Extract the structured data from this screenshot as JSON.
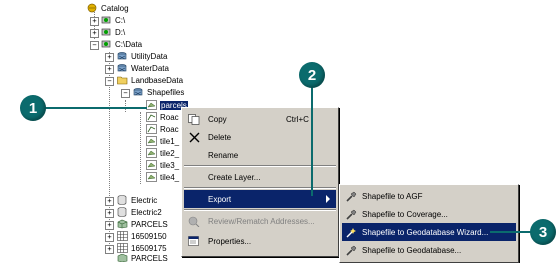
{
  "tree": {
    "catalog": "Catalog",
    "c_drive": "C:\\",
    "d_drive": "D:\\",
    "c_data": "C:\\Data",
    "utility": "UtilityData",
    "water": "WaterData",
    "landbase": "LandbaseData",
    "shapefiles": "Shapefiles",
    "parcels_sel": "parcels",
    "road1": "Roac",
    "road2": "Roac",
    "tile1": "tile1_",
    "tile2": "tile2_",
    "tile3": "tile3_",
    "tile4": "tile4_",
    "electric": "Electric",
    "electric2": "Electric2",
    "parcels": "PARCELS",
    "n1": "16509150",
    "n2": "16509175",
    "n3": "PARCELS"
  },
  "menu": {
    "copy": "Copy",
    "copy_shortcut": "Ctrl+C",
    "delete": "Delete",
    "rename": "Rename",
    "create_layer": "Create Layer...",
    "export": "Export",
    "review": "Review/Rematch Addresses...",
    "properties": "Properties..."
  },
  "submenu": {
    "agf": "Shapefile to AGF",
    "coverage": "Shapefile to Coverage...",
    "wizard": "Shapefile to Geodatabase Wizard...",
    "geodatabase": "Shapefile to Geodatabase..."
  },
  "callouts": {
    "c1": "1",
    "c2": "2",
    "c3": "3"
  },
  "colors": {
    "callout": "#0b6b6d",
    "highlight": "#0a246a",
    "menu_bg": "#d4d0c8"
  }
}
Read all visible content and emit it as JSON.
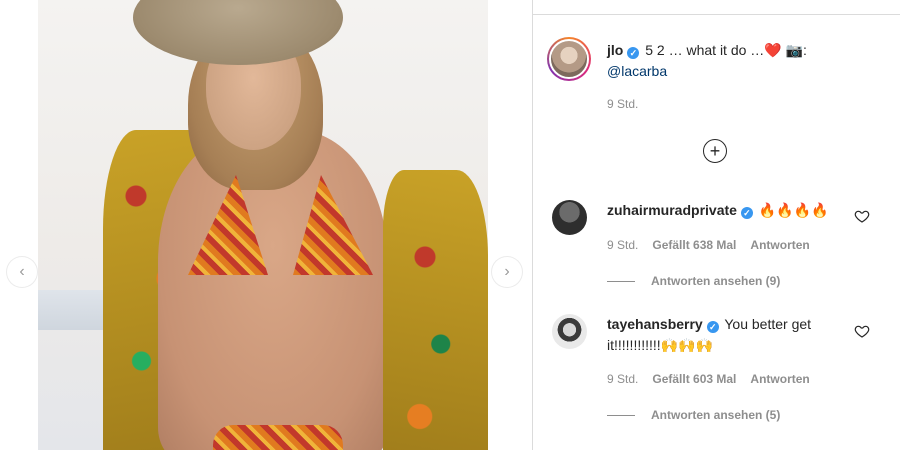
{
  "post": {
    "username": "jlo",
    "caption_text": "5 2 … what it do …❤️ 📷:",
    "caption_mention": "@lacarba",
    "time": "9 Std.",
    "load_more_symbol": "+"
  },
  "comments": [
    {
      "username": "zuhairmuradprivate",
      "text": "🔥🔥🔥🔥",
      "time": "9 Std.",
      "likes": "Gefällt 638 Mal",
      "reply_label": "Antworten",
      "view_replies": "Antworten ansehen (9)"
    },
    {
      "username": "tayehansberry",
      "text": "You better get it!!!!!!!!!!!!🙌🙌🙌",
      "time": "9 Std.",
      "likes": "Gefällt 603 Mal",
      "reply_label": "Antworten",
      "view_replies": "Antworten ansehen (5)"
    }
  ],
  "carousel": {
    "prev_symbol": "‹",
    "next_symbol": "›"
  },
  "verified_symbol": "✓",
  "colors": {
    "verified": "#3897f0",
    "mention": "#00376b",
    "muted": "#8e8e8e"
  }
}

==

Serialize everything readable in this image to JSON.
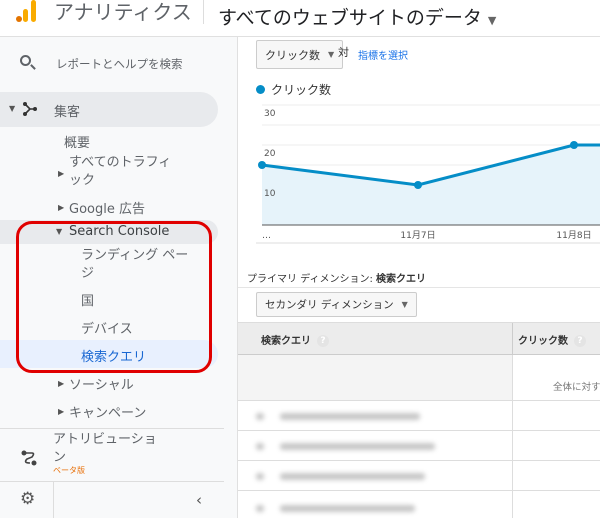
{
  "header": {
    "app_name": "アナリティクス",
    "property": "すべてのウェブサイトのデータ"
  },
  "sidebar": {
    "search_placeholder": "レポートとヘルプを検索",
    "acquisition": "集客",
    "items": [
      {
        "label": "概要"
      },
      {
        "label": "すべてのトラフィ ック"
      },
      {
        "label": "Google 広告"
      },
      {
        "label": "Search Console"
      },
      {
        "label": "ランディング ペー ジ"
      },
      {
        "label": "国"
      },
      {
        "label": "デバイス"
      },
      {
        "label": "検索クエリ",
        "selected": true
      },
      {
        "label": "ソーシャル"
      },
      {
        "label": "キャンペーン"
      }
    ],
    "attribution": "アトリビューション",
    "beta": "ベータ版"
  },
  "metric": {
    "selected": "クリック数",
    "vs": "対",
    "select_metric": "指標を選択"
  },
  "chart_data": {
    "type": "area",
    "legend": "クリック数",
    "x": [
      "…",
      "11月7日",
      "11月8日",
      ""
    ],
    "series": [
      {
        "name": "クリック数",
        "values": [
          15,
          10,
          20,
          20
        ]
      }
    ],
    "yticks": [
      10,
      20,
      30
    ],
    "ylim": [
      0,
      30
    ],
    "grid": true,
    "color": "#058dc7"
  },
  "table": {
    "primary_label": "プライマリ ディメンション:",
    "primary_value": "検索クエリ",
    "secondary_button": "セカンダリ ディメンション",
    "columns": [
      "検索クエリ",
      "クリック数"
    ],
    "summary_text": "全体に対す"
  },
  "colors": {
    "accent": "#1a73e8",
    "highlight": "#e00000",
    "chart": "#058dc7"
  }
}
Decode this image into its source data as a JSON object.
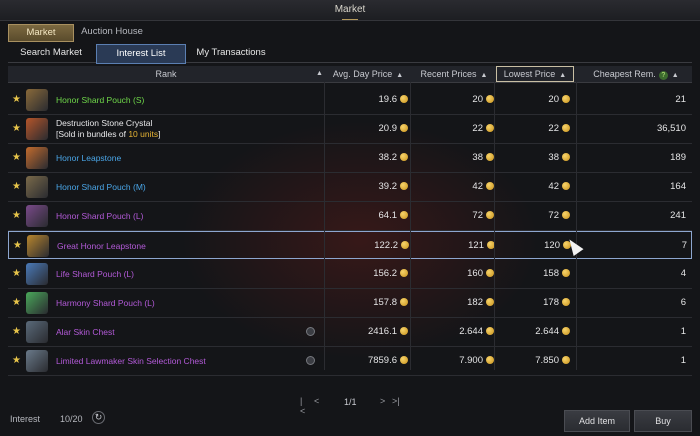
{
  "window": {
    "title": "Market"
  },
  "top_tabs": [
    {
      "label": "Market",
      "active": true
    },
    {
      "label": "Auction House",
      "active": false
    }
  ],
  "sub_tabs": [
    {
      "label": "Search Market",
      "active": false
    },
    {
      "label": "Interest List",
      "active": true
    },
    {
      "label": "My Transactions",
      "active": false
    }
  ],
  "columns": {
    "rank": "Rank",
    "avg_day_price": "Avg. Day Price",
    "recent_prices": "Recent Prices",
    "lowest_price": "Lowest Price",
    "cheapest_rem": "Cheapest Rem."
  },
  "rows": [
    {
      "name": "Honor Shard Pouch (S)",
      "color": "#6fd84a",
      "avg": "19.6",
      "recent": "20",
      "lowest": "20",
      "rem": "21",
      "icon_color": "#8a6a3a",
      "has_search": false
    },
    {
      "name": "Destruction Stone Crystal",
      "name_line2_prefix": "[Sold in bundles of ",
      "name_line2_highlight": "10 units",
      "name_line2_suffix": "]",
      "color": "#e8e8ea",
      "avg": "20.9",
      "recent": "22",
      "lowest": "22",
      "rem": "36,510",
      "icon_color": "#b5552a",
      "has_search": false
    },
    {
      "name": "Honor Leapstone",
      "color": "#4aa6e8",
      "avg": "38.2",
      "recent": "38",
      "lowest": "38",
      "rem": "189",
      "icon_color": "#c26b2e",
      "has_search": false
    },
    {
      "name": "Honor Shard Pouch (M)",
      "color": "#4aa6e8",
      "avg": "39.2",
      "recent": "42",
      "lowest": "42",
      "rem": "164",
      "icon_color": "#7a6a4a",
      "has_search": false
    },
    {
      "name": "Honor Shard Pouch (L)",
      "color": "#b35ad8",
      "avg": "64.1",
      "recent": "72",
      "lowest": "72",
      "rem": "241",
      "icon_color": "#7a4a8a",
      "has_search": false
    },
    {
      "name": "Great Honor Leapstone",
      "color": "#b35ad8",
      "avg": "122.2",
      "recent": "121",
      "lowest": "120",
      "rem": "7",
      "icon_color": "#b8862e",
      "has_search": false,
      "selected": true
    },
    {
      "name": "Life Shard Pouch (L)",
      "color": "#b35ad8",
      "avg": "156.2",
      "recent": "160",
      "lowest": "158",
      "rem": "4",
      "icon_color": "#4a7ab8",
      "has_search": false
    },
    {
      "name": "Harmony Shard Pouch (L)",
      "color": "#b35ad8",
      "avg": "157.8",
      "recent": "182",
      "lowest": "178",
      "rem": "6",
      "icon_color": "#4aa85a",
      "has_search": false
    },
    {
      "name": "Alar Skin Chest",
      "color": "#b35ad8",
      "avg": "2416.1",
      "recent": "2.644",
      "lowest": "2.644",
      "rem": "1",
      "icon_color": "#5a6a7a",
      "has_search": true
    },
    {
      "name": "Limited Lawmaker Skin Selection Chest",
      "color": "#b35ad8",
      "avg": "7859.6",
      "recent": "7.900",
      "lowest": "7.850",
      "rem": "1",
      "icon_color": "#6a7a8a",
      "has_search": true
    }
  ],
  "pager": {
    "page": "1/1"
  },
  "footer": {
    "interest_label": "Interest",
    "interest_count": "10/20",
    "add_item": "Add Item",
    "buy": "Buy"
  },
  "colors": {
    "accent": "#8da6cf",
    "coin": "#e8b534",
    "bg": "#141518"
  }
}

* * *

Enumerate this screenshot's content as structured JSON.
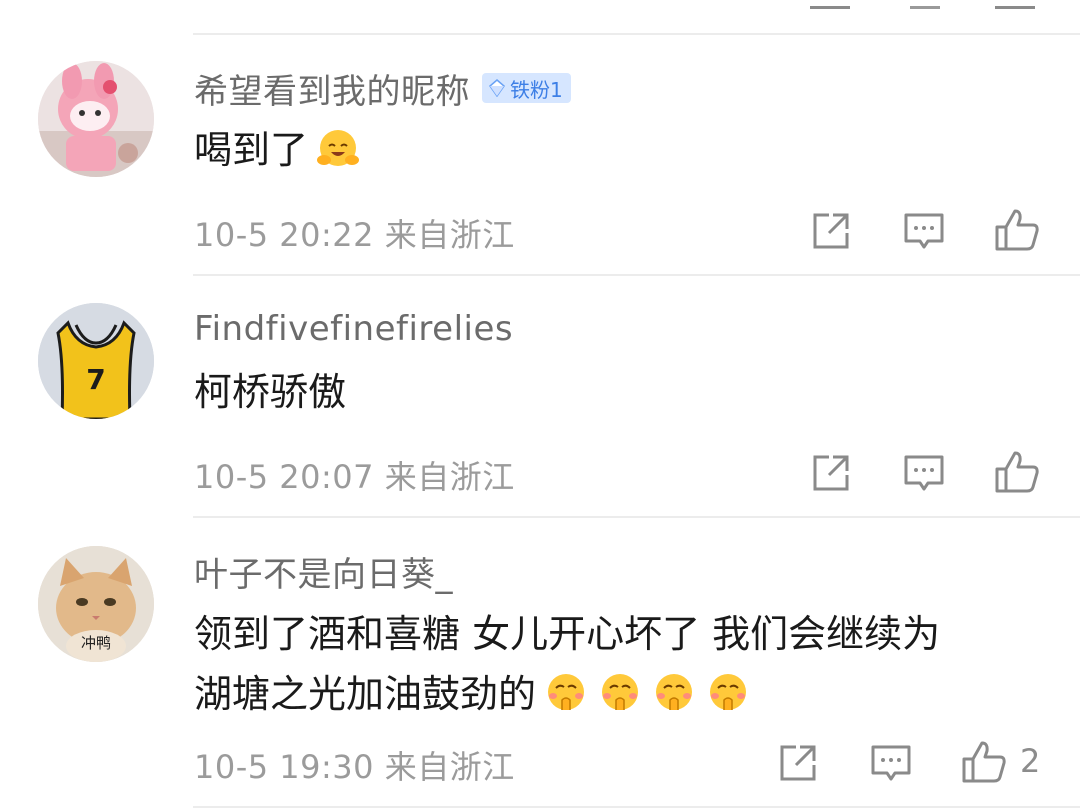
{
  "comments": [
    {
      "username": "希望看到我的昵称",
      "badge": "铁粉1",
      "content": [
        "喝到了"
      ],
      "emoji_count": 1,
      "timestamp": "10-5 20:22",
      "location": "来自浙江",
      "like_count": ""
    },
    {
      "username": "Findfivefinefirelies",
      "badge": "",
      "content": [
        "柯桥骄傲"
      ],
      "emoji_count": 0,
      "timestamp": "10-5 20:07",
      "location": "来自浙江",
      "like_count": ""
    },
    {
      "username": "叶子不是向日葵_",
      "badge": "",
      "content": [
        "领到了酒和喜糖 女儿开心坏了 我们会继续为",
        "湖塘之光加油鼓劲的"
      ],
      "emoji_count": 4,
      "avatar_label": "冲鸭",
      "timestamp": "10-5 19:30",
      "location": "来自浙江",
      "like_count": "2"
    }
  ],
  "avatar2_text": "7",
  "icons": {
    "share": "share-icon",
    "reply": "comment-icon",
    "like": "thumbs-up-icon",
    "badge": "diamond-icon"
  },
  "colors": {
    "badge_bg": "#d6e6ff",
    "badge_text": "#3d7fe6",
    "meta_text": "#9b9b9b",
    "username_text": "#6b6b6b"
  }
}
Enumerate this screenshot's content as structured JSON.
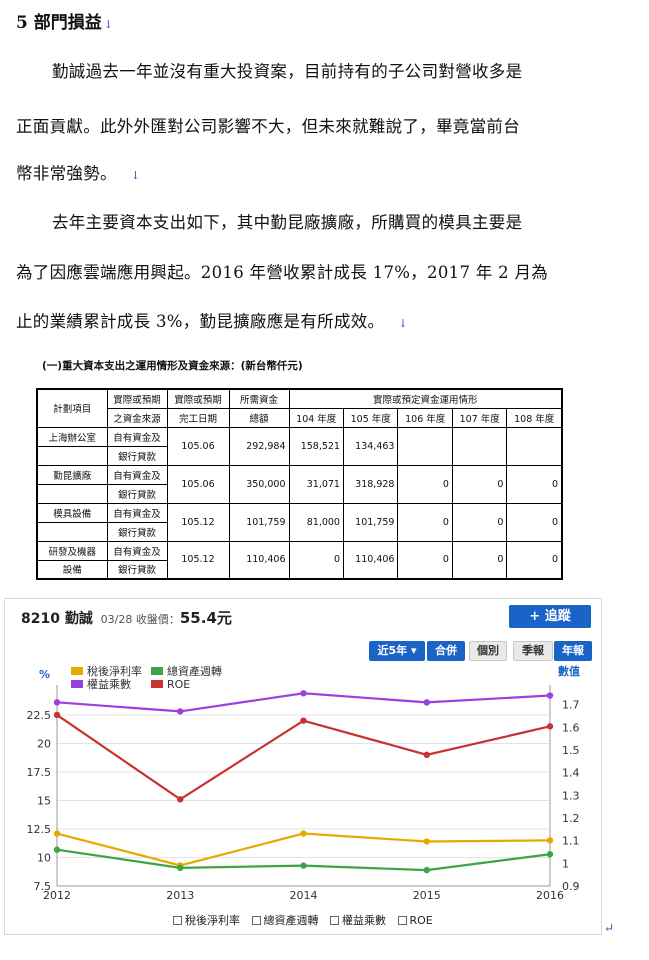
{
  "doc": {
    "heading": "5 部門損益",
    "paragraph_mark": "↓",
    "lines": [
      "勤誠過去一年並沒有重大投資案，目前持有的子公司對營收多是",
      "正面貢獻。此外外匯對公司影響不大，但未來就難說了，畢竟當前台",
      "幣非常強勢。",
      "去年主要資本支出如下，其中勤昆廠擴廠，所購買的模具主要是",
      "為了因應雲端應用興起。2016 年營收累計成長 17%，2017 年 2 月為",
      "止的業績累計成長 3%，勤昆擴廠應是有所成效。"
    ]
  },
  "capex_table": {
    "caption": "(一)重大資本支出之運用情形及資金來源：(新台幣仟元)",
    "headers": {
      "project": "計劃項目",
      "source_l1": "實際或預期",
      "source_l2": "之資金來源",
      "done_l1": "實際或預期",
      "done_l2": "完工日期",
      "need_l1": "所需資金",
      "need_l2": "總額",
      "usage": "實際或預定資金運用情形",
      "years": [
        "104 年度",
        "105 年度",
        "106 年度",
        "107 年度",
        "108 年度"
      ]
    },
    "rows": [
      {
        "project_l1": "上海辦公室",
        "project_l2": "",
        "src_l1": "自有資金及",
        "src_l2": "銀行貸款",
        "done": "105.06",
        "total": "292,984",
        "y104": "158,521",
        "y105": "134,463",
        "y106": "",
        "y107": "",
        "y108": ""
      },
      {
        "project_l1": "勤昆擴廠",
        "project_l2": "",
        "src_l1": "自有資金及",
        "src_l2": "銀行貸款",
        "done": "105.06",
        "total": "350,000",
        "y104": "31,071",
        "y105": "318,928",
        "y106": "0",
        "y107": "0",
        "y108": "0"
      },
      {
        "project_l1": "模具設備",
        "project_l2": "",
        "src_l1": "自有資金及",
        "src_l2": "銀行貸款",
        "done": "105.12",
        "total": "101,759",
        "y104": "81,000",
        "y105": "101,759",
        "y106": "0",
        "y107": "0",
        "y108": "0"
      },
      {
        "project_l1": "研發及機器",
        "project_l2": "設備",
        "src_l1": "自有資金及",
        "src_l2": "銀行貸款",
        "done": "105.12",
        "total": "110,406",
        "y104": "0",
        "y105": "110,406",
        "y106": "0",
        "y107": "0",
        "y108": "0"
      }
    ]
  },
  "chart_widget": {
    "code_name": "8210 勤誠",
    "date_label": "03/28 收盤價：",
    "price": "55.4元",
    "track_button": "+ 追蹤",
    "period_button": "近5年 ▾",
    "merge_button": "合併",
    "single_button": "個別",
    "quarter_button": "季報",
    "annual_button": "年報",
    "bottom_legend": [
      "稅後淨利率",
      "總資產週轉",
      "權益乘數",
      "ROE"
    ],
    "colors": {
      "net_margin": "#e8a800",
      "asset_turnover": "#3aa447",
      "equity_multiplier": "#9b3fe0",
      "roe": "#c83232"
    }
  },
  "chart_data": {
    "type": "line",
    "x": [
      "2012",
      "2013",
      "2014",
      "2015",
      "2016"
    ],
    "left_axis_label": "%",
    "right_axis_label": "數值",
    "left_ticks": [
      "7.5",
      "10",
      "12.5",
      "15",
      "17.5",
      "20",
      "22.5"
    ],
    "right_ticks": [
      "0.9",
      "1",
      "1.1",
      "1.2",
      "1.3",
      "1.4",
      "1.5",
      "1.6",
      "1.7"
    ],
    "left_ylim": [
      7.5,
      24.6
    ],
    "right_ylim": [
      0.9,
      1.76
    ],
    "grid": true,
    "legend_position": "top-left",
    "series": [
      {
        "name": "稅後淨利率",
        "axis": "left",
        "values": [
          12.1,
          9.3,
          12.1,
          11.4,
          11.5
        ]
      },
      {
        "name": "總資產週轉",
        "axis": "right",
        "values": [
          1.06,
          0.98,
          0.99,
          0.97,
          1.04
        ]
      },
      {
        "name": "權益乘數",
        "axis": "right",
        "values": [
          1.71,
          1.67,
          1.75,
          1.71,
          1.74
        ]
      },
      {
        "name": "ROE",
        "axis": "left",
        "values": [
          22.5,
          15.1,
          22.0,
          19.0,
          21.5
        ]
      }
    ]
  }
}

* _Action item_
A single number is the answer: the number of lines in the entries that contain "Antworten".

* _Answer section_
4